H.B. 1432 (Howard) - Transportation Funding: would authorize Travis County to impose by commissioners court order an additional vehicle registration fee to fund certain transportation projects in the county.
H.J.R. 91 (Phillips) - Transportation Funding: would amend the Texas Constitution to provide that all net revenue derived from the tax on the sale of a motor vehicle sold in this state that exceeds the first $2.5 billion of that revenue coming into the treasury for a state fiscal year (excluding amounts previously dedicated to school property tax relief) shall be deposited to the credit of the state highway fund and may be appropriated only to: (1) construct, maintain, or acquire rights-of-way for public roadways other than toll roads; or (2) repay the principal and interest on general obligation bonds. (Companion bill is S.J.R. 5 by Nichols.
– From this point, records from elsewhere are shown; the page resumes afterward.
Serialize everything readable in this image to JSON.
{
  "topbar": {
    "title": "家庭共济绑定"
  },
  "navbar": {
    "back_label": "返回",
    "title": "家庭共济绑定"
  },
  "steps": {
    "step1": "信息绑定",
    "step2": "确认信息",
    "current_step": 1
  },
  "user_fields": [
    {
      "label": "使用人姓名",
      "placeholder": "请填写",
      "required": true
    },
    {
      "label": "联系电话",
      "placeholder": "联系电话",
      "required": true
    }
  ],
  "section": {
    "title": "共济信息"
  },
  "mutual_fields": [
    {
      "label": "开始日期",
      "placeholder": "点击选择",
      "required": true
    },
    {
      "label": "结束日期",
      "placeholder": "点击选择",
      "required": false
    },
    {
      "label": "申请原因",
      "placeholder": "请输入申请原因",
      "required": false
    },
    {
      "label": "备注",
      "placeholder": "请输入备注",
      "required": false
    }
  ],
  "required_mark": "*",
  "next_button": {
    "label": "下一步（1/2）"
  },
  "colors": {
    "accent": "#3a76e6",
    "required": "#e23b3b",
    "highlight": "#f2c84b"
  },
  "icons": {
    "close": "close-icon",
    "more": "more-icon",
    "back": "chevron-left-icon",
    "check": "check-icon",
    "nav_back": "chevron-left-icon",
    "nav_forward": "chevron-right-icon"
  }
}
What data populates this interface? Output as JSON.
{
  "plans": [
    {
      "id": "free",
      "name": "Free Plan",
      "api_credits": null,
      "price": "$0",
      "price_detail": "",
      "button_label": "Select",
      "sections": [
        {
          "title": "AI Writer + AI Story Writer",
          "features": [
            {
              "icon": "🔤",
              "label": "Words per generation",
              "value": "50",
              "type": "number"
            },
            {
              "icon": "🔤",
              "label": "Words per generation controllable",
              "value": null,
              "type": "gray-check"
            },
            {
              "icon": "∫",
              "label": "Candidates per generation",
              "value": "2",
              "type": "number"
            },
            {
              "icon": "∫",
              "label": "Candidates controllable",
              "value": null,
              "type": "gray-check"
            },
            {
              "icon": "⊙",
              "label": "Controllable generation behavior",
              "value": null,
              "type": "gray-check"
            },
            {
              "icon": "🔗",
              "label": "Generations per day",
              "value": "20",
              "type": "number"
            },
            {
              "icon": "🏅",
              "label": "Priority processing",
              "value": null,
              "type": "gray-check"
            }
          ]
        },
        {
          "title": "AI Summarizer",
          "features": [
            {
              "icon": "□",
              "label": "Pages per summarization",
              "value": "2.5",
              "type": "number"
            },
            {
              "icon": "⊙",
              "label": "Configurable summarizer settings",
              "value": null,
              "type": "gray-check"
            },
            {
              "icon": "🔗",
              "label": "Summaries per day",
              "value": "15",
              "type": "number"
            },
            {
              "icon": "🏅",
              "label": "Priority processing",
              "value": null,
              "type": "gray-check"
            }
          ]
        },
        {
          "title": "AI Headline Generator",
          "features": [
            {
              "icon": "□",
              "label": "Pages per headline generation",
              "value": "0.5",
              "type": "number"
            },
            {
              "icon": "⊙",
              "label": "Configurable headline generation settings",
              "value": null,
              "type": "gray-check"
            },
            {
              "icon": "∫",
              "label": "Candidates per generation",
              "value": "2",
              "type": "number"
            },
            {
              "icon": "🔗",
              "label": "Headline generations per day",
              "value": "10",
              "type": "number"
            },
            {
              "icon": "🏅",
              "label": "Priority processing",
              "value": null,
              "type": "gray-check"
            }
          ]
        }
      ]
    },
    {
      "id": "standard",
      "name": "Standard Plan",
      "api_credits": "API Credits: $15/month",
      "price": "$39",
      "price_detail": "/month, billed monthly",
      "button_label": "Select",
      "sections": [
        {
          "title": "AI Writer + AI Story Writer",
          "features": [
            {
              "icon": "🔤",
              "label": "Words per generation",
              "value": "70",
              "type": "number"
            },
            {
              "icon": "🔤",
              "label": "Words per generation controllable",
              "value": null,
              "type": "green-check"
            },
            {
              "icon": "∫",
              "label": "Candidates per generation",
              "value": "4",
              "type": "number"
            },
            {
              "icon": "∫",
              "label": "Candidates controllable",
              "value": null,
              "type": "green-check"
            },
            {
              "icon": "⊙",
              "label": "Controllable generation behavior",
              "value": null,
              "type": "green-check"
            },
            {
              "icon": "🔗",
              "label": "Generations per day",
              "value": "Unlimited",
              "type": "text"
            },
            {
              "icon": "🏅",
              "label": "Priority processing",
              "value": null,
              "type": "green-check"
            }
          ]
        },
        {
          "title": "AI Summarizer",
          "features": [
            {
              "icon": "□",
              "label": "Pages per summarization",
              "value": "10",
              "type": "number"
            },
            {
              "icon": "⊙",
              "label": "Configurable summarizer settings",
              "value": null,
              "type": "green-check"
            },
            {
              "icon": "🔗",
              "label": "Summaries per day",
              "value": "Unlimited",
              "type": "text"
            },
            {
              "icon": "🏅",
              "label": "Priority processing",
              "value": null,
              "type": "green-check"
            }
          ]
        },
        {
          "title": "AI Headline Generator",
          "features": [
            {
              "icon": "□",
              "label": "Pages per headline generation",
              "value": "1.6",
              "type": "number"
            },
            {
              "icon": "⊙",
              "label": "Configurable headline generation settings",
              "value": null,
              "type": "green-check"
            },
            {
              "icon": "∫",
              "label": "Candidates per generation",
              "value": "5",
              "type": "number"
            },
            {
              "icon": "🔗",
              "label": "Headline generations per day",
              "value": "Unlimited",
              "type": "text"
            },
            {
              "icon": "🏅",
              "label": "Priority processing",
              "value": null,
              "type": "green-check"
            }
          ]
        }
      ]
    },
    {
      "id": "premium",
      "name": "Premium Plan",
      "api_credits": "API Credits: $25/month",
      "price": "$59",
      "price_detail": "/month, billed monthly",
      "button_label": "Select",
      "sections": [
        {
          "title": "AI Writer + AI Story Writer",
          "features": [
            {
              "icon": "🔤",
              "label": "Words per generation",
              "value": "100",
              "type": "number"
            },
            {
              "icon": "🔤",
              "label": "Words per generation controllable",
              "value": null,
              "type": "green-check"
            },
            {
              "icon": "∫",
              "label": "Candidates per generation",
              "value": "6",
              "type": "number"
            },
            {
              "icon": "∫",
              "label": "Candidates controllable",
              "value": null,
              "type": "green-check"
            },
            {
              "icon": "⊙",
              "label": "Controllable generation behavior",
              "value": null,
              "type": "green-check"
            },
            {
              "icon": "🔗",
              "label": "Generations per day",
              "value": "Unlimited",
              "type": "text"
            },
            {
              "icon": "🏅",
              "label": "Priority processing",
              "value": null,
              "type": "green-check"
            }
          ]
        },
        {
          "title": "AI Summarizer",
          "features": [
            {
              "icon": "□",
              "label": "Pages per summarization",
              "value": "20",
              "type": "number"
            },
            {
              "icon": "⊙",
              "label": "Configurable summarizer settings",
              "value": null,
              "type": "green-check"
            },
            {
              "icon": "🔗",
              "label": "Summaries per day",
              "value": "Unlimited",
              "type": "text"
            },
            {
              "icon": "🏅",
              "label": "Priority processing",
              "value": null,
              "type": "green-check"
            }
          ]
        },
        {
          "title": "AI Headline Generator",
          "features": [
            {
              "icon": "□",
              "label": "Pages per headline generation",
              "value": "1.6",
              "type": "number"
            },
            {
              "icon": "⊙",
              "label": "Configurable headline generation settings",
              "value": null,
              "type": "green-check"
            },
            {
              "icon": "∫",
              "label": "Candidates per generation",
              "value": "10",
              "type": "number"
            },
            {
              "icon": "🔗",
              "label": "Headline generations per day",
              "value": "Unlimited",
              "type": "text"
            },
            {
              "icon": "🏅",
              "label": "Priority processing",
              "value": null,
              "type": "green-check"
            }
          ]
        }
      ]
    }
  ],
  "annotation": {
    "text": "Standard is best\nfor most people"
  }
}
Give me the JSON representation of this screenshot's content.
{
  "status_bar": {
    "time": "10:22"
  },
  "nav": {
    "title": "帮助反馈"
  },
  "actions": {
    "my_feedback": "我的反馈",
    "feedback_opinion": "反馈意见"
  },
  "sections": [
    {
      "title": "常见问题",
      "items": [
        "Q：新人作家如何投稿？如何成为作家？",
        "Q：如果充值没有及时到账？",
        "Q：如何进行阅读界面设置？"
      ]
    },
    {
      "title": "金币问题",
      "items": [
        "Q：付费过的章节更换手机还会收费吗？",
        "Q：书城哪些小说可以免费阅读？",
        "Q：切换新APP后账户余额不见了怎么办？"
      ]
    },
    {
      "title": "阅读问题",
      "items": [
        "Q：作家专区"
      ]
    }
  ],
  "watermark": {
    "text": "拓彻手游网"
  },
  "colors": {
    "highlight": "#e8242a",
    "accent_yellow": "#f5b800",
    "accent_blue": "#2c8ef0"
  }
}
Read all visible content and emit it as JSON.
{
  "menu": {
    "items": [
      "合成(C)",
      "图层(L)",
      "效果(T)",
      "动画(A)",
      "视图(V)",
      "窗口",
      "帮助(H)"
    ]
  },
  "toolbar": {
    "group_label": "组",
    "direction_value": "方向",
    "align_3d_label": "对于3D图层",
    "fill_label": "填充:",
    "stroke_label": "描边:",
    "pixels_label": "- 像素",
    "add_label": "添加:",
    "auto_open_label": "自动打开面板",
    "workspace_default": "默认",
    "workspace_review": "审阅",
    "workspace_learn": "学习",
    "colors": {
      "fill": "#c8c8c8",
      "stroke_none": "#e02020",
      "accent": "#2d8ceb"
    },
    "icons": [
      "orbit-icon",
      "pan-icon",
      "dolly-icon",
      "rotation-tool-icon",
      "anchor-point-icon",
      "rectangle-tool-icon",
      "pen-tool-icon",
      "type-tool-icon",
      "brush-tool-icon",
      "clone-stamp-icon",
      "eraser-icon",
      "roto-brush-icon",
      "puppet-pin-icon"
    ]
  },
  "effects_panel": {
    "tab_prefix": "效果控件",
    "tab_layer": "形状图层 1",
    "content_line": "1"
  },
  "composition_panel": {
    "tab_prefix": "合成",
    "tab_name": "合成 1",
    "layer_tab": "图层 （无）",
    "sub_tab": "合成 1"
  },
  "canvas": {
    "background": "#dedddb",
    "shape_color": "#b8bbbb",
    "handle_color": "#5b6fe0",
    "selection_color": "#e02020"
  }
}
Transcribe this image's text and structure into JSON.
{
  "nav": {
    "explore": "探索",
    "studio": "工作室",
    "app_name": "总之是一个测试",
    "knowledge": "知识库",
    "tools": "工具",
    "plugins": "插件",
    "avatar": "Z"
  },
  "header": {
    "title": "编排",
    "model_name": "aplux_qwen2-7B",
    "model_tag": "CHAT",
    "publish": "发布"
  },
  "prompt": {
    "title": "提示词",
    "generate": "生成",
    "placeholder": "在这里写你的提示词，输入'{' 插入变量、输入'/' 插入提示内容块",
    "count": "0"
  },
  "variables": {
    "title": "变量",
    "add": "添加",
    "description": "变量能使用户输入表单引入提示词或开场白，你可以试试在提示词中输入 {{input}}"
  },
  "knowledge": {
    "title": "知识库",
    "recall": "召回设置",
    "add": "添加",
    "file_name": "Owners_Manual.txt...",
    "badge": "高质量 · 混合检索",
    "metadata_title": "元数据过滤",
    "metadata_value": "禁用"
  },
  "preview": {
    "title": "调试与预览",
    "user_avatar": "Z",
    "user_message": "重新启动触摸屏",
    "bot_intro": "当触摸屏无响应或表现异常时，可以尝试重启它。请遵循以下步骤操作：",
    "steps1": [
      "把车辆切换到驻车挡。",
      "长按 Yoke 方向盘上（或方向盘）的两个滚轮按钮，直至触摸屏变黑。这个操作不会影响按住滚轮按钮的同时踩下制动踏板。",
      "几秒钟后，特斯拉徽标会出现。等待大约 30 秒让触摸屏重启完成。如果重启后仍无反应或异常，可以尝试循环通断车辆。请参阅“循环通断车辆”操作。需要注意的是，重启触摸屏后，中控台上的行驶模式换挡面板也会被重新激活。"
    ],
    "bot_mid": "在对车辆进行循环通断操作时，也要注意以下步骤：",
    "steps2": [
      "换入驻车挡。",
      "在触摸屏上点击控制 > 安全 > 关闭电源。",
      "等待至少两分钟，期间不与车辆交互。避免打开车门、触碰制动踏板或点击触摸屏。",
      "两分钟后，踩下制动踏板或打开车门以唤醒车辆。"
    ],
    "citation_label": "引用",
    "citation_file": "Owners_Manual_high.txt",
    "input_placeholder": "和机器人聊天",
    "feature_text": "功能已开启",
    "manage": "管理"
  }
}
See H.B. 1370, above.)
S.B. 579 (Watson) - Transportation Funding: would authorize Travis County to impose by commissioners court order an additional vehicle registration fee to fund certain transportation projects in the county.
H.B. 1331 (King) - Drill Cuttings:would provide that a person who generates drill cuttings, or bits of rock or soil cut from a subsurface formation while drilling an oil or gas well, and transfers them to another person with the contractual understanding that the drill cuttings will be used in connection with road building or another beneficial use cannot be held liable in tort for a consequence of the subsequent use of the drill cuttings.
H.B. 1419 (Clardy) - Contested Case Hearings: would: (1) allow a state agency to suspend a license if the agency determines that imminent peril to the public health, safety, or welfare requires emergency action; (2) permit a state agency to notify each party to a contested case of any decision or order of the agency by electronic means; (3) provide that if an adversely affected party or the party’s attorney of record does not receive required notice from a state agency or acquire actual knowledge of a signed order before the 15th day after the date the order is signed, then the deadline for a motion for rehearing begins when the party receives the notice or acquires actual knowledge of the signed order; and (4) require an adversely affected party to prove that the date the party received notice or acquired actual knowledge of an order was after the 14th day after the date the order was signed.
H.B. 1501 (Guillen) - Plastic Microbeads:would require the Texas Commission on Environmental Quality to conduct a study to determine the extent of the presence of plastic microbeads in water in the state and whether their presence causes pollution of that water.
S.B. 551 (Seliger) - Water Conservation Advisory Council:would allow the Water Conservation Advisory Council to make recommendations for legislation to advance water conservation in Texas in its annual report to the legislature.
S.B. 603 (Hinojosa) - Texas Emissions Reduction Plan:would extend Texas Emissions Reduction Plan programs for two additional years.
TML member cities may use the material herein for any purpose. No other person or entity may reproduce, duplicate, or distribute any part of this document without the written authorization of the Texas Municipal League.